Nearby islands are Patmos, Lipsi, Kalymnos, and the small islands of Agia Kyriaki and Farmakos. In ancient times it was considered the island of Parthenos Iokallis and linked to the Hellenistic and Roman literature on Meleager and the Meleagrides. The administrative centre and largest town is Agia Marina, with a population of 2,672 inhabitants. Other sizable towns are Lákki (pop. 1,990), Xirókampos (908), Kamára (573), and Álinda (542). This post is part of the Our World Tuesday meme, and also part of the Ruby Tuesday meme, and also part of the Travel Tuesday meme, and also part of the Wordless Wednesday meme.

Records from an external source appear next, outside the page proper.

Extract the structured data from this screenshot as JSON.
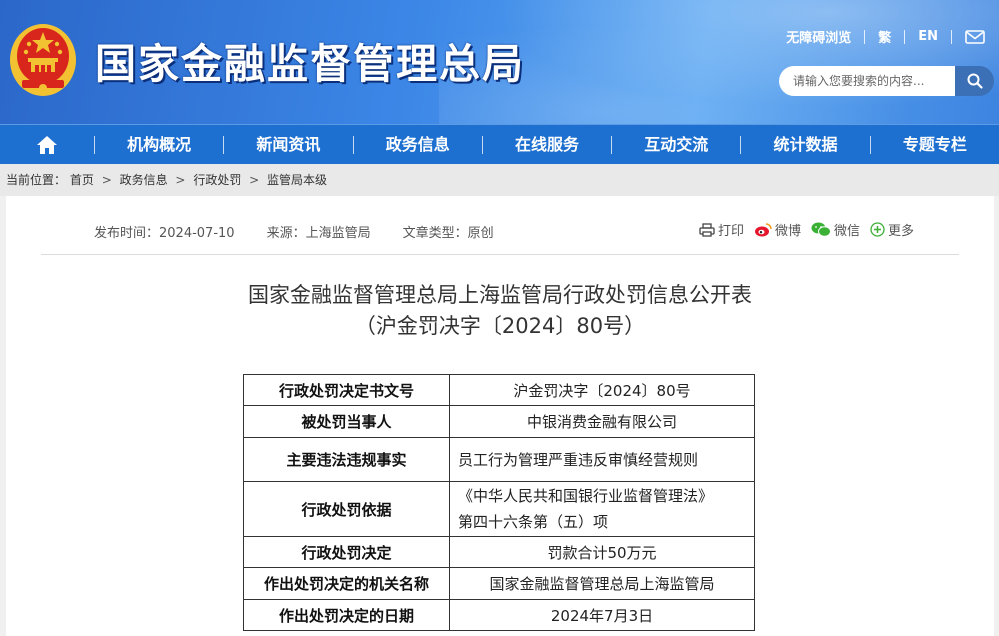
{
  "header": {
    "site_title": "国家金融监督管理总局",
    "links": {
      "accessibility": "无障碍浏览",
      "traditional": "繁",
      "english": "EN"
    },
    "search": {
      "placeholder": "请输入您要搜索的内容..."
    }
  },
  "nav": {
    "items": [
      "机构概况",
      "新闻资讯",
      "政务信息",
      "在线服务",
      "互动交流",
      "统计数据",
      "专题专栏"
    ]
  },
  "breadcrumb": {
    "label": "当前位置：",
    "items": [
      "首页",
      "政务信息",
      "行政处罚",
      "监管局本级"
    ],
    "sep": ">"
  },
  "article": {
    "meta": {
      "date": "发布时间：2024-07-10",
      "source": "来源：上海监管局",
      "type": "文章类型：原创"
    },
    "share": {
      "print": "打印",
      "weibo": "微博",
      "wechat": "微信",
      "more": "更多"
    },
    "title_line1": "国家金融监督管理总局上海监管局行政处罚信息公开表",
    "title_line2": "（沪金罚决字〔2024〕80号）",
    "table": [
      {
        "key": "行政处罚决定书文号",
        "value": "沪金罚决字〔2024〕80号"
      },
      {
        "key": "被处罚当事人",
        "value": "中银消费金融有限公司"
      },
      {
        "key": "主要违法违规事实",
        "value": "员工行为管理严重违反审慎经营规则"
      },
      {
        "key": "行政处罚依据",
        "value_line1": "《中华人民共和国银行业监督管理法》",
        "value_line2": "第四十六条第（五）项"
      },
      {
        "key": "行政处罚决定",
        "value": "罚款合计50万元"
      },
      {
        "key": "作出处罚决定的机关名称",
        "value": "国家金融监督管理总局上海监管局"
      },
      {
        "key": "作出处罚决定的日期",
        "value": "2024年7月3日"
      }
    ]
  },
  "colors": {
    "header_blue": "#3b86e6",
    "nav_blue": "#1d6fd0",
    "emblem_red": "#d8261c",
    "emblem_gold": "#f3c233"
  }
}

Philadelphus, (mock-orange) is a genus of about 60 species of shrubs from 1 to 6 m tall, native to North America, Central America, Asia and (locally) in southeast Europe.They are named "mock-orange" in reference to their flowers, which in wild species look somewhat similar to those of oranges and lemons (Citrus) at first glance, and smell of orange flowers and jasmine (Jasminum).
Philadelphus is named after an ancient Greek king of Egypt, Ptolemy II Philadelphus ("he displaying brotherly love"). Gardeners visiting spring gardens in New Zealand or England cannot fail to notice how these beautiful shrubs, often with arching to slightly pendulous growth habits, are covered with snow-white, deliciously scented flowers. They are especially effective when used in borders or as background to old-fashioned roses.

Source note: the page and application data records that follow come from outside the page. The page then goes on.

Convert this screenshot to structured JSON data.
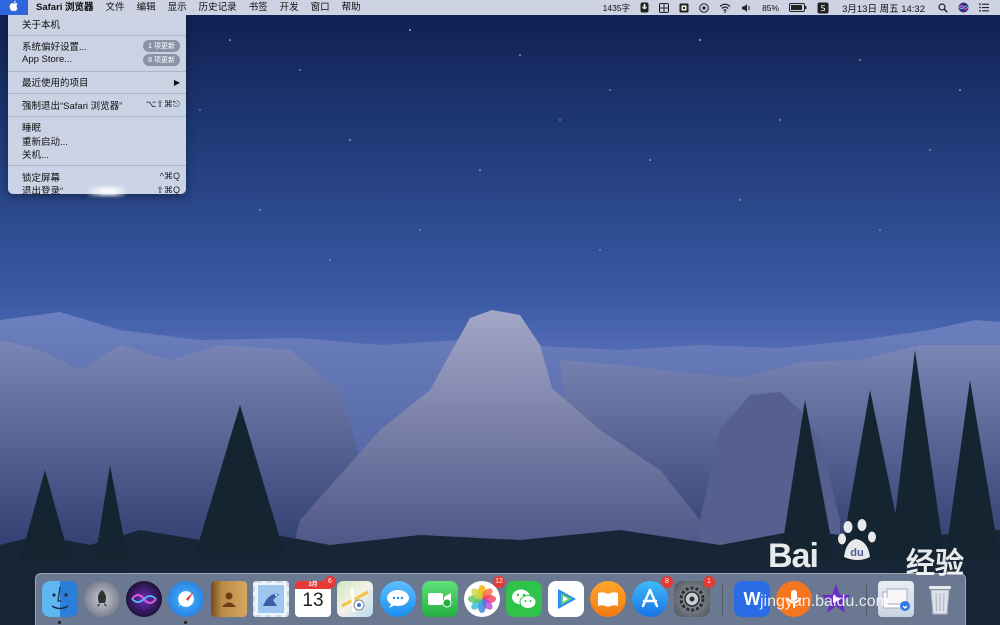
{
  "menubar": {
    "app_name": "Safari 浏览器",
    "items": [
      "文件",
      "编辑",
      "显示",
      "历史记录",
      "书签",
      "开发",
      "窗口",
      "帮助"
    ],
    "word_count": "1435字",
    "battery": "85%",
    "datetime": "3月13日 周五  14:32"
  },
  "apple_menu": {
    "about": "关于本机",
    "system_prefs": "系统偏好设置...",
    "system_prefs_badge": "1 项更新",
    "app_store": "App Store...",
    "app_store_badge": "8 项更新",
    "recent_items": "最近使用的项目",
    "force_quit": "强制退出“Safari 浏览器”",
    "force_quit_shortcut": "⌥⇧⌘⎋",
    "sleep": "睡眠",
    "restart": "重新启动...",
    "shutdown": "关机...",
    "lock_screen": "锁定屏幕",
    "lock_screen_shortcut": "^⌘Q",
    "logout": "退出登录“",
    "logout_shortcut": "⇧⌘Q"
  },
  "dock": {
    "calendar_month": "3月",
    "calendar_day": "13",
    "calendar_badge": "6",
    "photos_badge": "12",
    "appstore_badge": "8",
    "sysprefs_badge": "1",
    "wps_label": "W"
  },
  "watermark": {
    "brand": "Bai",
    "brand2": "经验",
    "url": "jingyan.baidu.com"
  }
}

The quince (Cydonia oblonga) is the sole member of the genus Cydonia in the family Rosaceae (which also contains apples and pears, among other fruits). It is a small deciduous tree that bears a pome fruit, similar in appearance to a pear, and bright golden-yellow when mature. Throughout history the cooked fruit has been used as food, but the tree is also grown for its attractive pale pink blossoms and other ornamental qualities.
Santorini (Greek: Σαντορίνη, pronounced) officially Thira (Greek: Θήρα [ˈθira]), is an island in the southern Aegean Sea, about 200 km southeast of Greece's mainland. It is the largest island of a small, circular archipelago which bears the same name and is the remnant of a volcanic caldera.

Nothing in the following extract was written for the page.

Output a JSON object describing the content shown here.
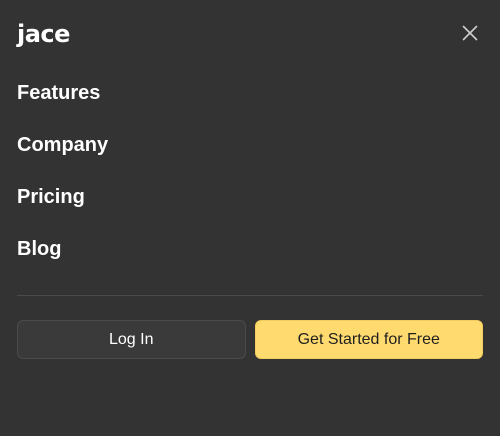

It forms the southernmost member of the Cyclades group of islands, with an area of approximately 73 km2 and a 2011 census population of 15,550. The municipality of Santorini includes the inhabited islands of Santorini and Therasia and the uninhabited islands of Nea Kameni, Palaia Kameni, Aspronisi, and Christiana. The total land area is 90.623 km2.
Santorini is essentially what remains after an enormous volcanic eruption that destroyed the earliest settlements on a formerly single island, and created the current geological caldera. A giant central, rectangular lagoon, which measures about 12 by 7 km, is surrounded by 300 m high, steep cliffs on three sides. The main island slopes downward to the Aegean Sea.
On the fourth side, the lagoon is separated from the sea by another much smaller island called Therasia; the lagoon is connected to the sea in two places, in the northwest and southwest.The depth of the caldera, at 400m, makes it impossible for any but the largest ships to anchor anywhere in the protected bay; there is also a fisherman's harbour at Vlychada, on the southwestern coast. The island's principal port is Athinias. The capital, Fira, clings to the top of the cliff looking down on the lagoon.